● **DESCRIPTION OF THE TASK**: Copy exactly the lines from the line holding "Enumerate this screenshot's" through the end of the material, and no others; pictures stay out.

● **SOURCE INFORMATION**:
· · · · ·

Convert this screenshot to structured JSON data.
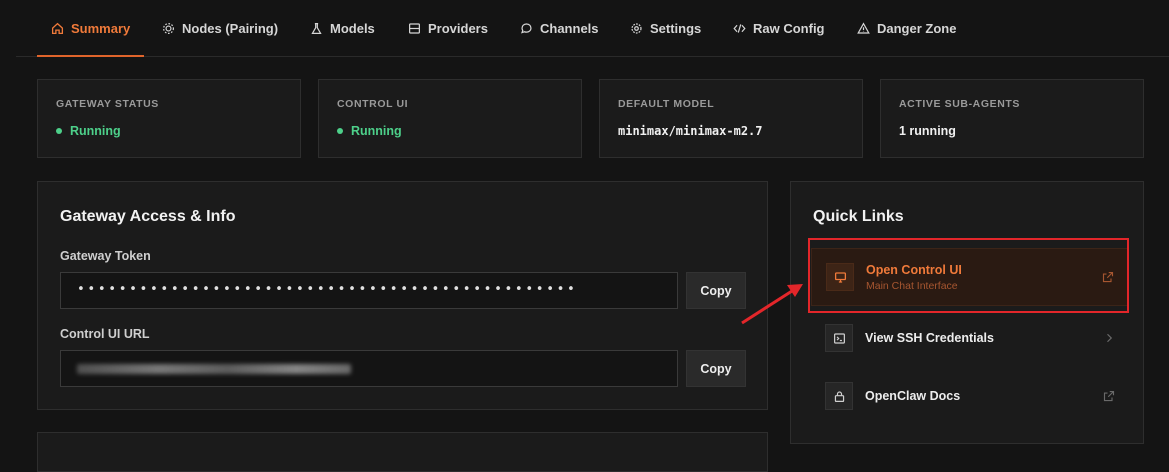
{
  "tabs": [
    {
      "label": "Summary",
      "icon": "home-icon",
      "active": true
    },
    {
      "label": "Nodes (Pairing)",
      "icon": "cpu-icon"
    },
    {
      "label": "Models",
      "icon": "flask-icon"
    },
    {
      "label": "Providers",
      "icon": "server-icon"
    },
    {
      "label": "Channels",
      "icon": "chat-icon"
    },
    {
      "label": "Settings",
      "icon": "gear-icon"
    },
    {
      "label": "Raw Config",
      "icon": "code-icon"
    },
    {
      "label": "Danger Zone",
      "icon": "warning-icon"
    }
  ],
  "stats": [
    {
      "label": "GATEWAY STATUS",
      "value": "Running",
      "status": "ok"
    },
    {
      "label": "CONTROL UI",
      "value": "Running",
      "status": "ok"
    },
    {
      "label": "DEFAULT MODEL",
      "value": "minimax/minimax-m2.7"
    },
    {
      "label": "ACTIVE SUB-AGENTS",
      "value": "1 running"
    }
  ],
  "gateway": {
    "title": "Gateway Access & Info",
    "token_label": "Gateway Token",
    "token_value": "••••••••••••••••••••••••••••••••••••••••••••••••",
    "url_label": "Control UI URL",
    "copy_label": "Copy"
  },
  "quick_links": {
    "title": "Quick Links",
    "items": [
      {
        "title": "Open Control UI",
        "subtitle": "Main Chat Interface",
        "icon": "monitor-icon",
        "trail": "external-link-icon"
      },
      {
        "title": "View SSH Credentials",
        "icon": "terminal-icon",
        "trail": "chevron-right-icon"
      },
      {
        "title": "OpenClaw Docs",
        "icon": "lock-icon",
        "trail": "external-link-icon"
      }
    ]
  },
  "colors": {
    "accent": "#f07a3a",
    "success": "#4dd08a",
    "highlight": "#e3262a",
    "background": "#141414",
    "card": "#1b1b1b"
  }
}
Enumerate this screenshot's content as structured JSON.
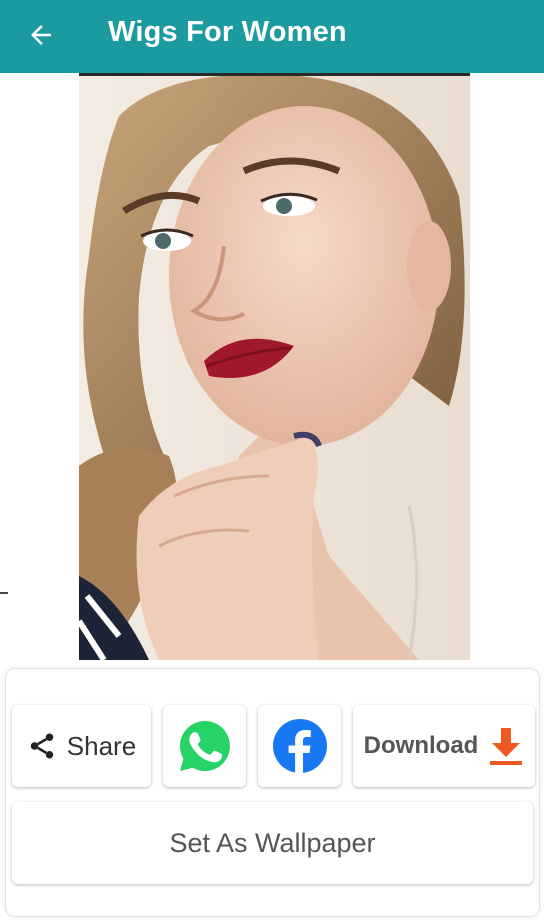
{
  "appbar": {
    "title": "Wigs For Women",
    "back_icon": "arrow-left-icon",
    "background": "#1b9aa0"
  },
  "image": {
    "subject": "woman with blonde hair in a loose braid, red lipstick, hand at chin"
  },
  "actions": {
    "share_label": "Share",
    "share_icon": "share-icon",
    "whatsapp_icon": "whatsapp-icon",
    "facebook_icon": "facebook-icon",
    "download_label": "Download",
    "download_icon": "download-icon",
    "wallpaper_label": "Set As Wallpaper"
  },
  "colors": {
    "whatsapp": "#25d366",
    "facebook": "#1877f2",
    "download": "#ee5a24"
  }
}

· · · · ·

● **EXERCISE OUTPUT**:
Enumerate this screenshot's content as structured JSON.
{
  "appbar": {
    "title": "Wigs For Women",
    "back_icon": "arrow-left-icon",
    "background": "#1b9aa0"
  },
  "image": {
    "subject": "woman with blonde hair in a loose braid, red lipstick, hand at chin"
  },
  "actions": {
    "share_label": "Share",
    "share_icon": "share-icon",
    "whatsapp_icon": "whatsapp-icon",
    "facebook_icon": "facebook-icon",
    "download_label": "Download",
    "download_icon": "download-icon",
    "wallpaper_label": "Set As Wallpaper"
  },
  "colors": {
    "whatsapp": "#25d366",
    "facebook": "#1877f2",
    "download": "#ee5a24"
  }
}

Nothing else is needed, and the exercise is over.